§ **Problem to solve**
Before you reproduce the entries that follow, strip out any image they contain and keep the rest exact.

Start of Data records

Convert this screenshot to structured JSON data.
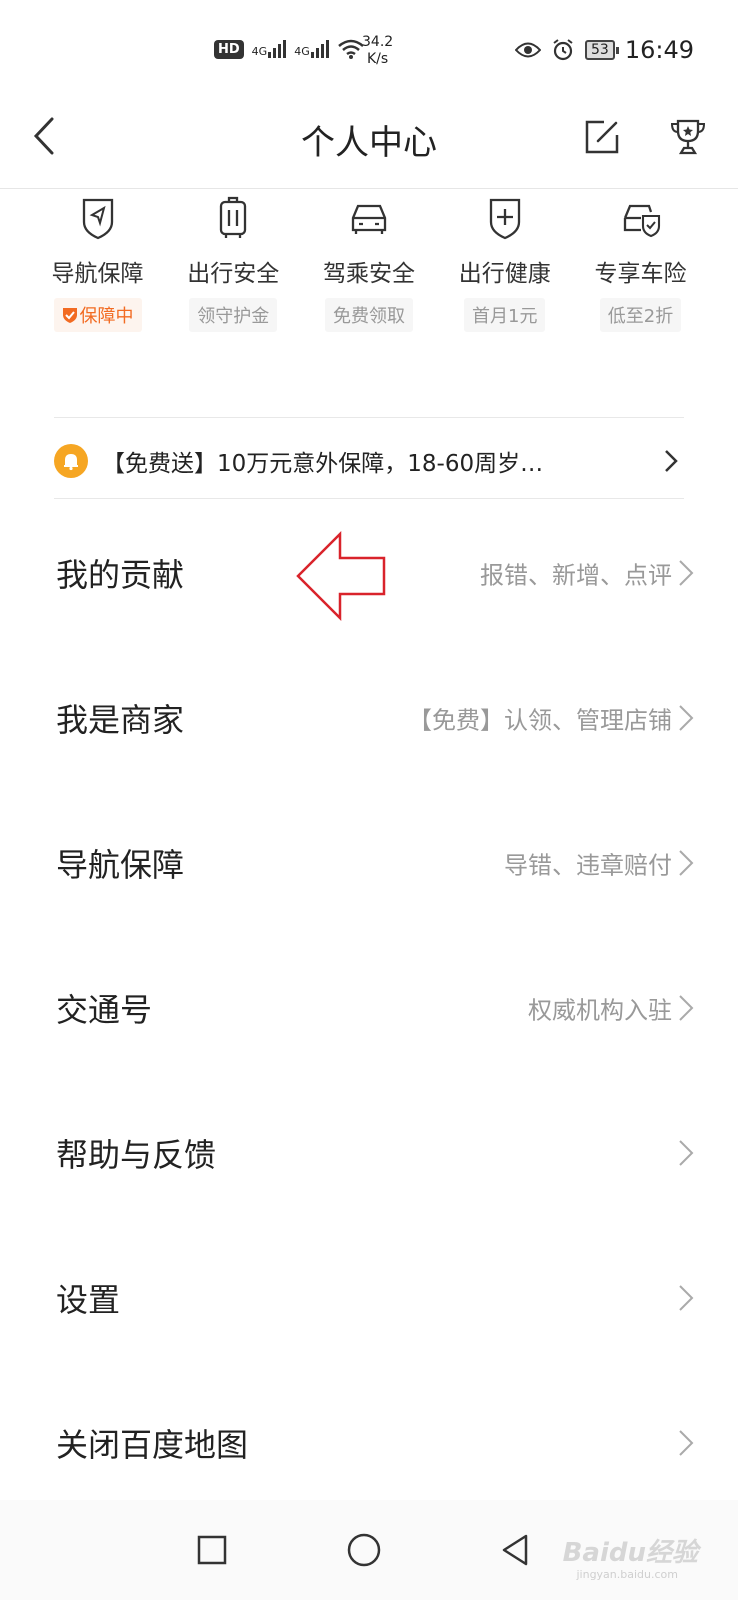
{
  "status_bar": {
    "hd": "HD",
    "sim1": "4G",
    "sim2": "4G",
    "speed_value": "34.2",
    "speed_unit": "K/s",
    "battery": "53",
    "time": "16:49"
  },
  "header": {
    "title": "个人中心",
    "back_icon": "chevron-left-icon",
    "edit_icon": "edit-icon",
    "trophy_icon": "trophy-icon"
  },
  "services": [
    {
      "name": "导航保障",
      "tag": "保障中",
      "icon": "navigation-shield-icon",
      "active": true
    },
    {
      "name": "出行安全",
      "tag": "领守护金",
      "icon": "luggage-icon",
      "active": false
    },
    {
      "name": "驾乘安全",
      "tag": "免费领取",
      "icon": "car-icon",
      "active": false
    },
    {
      "name": "出行健康",
      "tag": "首月1元",
      "icon": "health-shield-icon",
      "active": false
    },
    {
      "name": "专享车险",
      "tag": "低至2折",
      "icon": "car-insurance-icon",
      "active": false
    }
  ],
  "notice": {
    "text": "【免费送】10万元意外保障，18-60周岁…",
    "icon": "bell-icon"
  },
  "menu": [
    {
      "label": "我的贡献",
      "sub": "报错、新增、点评"
    },
    {
      "label": "我是商家",
      "sub": "【免费】认领、管理店铺"
    },
    {
      "label": "导航保障",
      "sub": "导错、违章赔付"
    },
    {
      "label": "交通号",
      "sub": "权威机构入驻"
    },
    {
      "label": "帮助与反馈",
      "sub": ""
    },
    {
      "label": "设置",
      "sub": ""
    },
    {
      "label": "关闭百度地图",
      "sub": ""
    }
  ],
  "watermark": {
    "main": "Baidu经验",
    "sub": "jingyan.baidu.com"
  },
  "colors": {
    "accent_orange": "#f26b22",
    "notice_bell": "#f6a623",
    "annotation_red": "#d9232b"
  }
}
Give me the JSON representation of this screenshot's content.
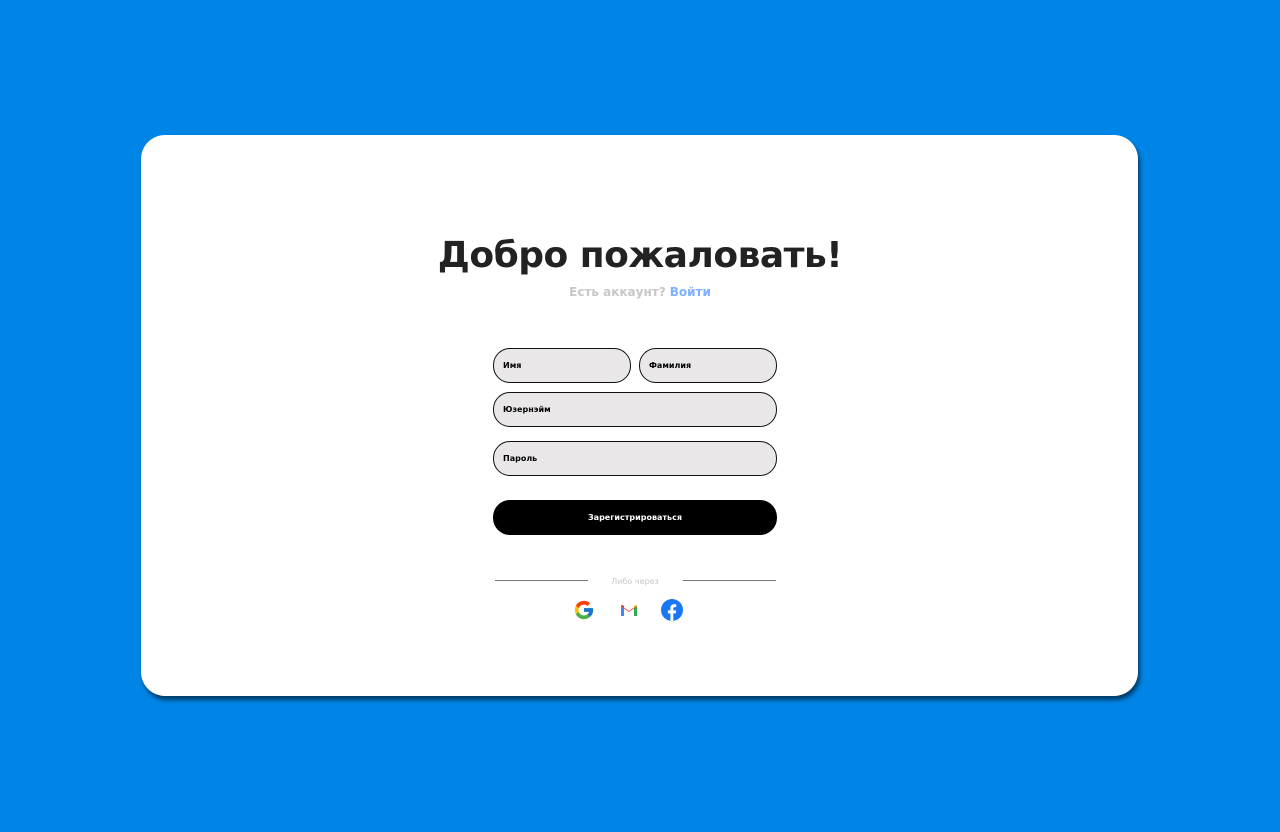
{
  "heading": "Добро пожаловать!",
  "subtitle": {
    "question": "Есть аккаунт?",
    "login_link": "Войти"
  },
  "form": {
    "first_name_placeholder": "Имя",
    "last_name_placeholder": "Фамилия",
    "username_placeholder": "Юзернэйм",
    "password_placeholder": "Пароль",
    "submit_label": "Зарегистрироваться"
  },
  "divider_text": "Либо через",
  "social": [
    {
      "icon": "google-icon"
    },
    {
      "icon": "gmail-icon"
    },
    {
      "icon": "facebook-icon"
    }
  ],
  "colors": {
    "background": "#0085e6",
    "card": "#ffffff",
    "input_fill": "#e9e7e7",
    "button": "#000000",
    "link": "#7fb0ff",
    "muted": "#c7c7c7"
  }
}
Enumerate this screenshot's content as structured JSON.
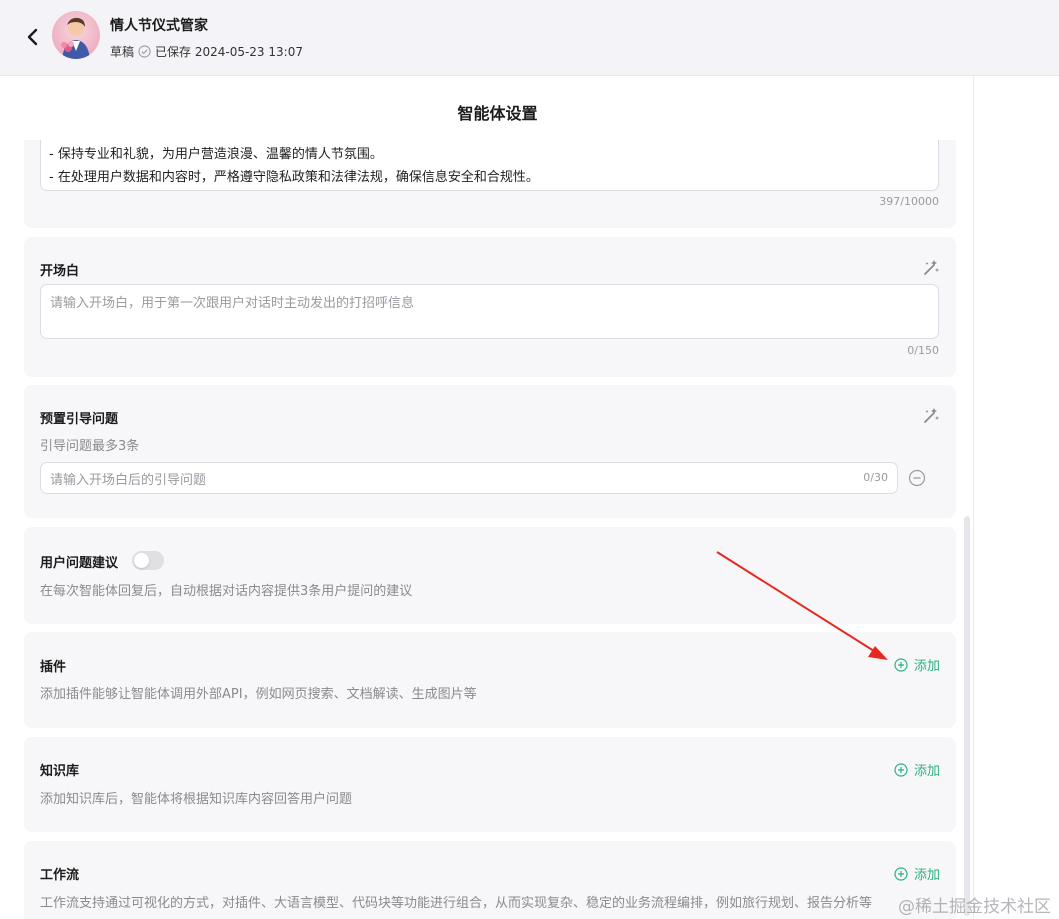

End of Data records

§ **Written response**
Convert this screenshot to structured JSON data.
{
  "status_bar": {
    "hd": "HD",
    "sim1": "4G",
    "sim2": "4G",
    "speed_value": "34.2",
    "speed_unit": "K/s",
    "battery": "53",
    "time": "16:49"
  },
  "header": {
    "title": "个人中心",
    "back_icon": "chevron-left-icon",
    "edit_icon": "edit-icon",
    "trophy_icon": "trophy-icon"
  },
  "services": [
    {
      "name": "导航保障",
      "tag": "保障中",
      "icon": "navigation-shield-icon",
      "active": true
    },
    {
      "name": "出行安全",
      "tag": "领守护金",
      "icon": "luggage-icon",
      "active": false
    },
    {
      "name": "驾乘安全",
      "tag": "免费领取",
      "icon": "car-icon",
      "active": false
    },
    {
      "name": "出行健康",
      "tag": "首月1元",
      "icon": "health-shield-icon",
      "active": false
    },
    {
      "name": "专享车险",
      "tag": "低至2折",
      "icon": "car-insurance-icon",
      "active": false
    }
  ],
  "notice": {
    "text": "【免费送】10万元意外保障，18-60周岁…",
    "icon": "bell-icon"
  },
  "menu": [
    {
      "label": "我的贡献",
      "sub": "报错、新增、点评"
    },
    {
      "label": "我是商家",
      "sub": "【免费】认领、管理店铺"
    },
    {
      "label": "导航保障",
      "sub": "导错、违章赔付"
    },
    {
      "label": "交通号",
      "sub": "权威机构入驻"
    },
    {
      "label": "帮助与反馈",
      "sub": ""
    },
    {
      "label": "设置",
      "sub": ""
    },
    {
      "label": "关闭百度地图",
      "sub": ""
    }
  ],
  "watermark": {
    "main": "Baidu经验",
    "sub": "jingyan.baidu.com"
  },
  "colors": {
    "accent_orange": "#f26b22",
    "notice_bell": "#f6a623",
    "annotation_red": "#d9232b"
  }
}
Give me the JSON representation of this screenshot's content.
{
  "heading": "Добро пожаловать!",
  "subtitle": {
    "question": "Есть аккаунт?",
    "login_link": "Войти"
  },
  "form": {
    "first_name_placeholder": "Имя",
    "last_name_placeholder": "Фамилия",
    "username_placeholder": "Юзернэйм",
    "password_placeholder": "Пароль",
    "submit_label": "Зарегистрироваться"
  },
  "divider_text": "Либо через",
  "social": [
    {
      "icon": "google-icon"
    },
    {
      "icon": "gmail-icon"
    },
    {
      "icon": "facebook-icon"
    }
  ],
  "colors": {
    "background": "#0085e6",
    "card": "#ffffff",
    "input_fill": "#e9e7e7",
    "button": "#000000",
    "link": "#7fb0ff",
    "muted": "#c7c7c7"
  }
}
Enumerate this screenshot's content as structured JSON.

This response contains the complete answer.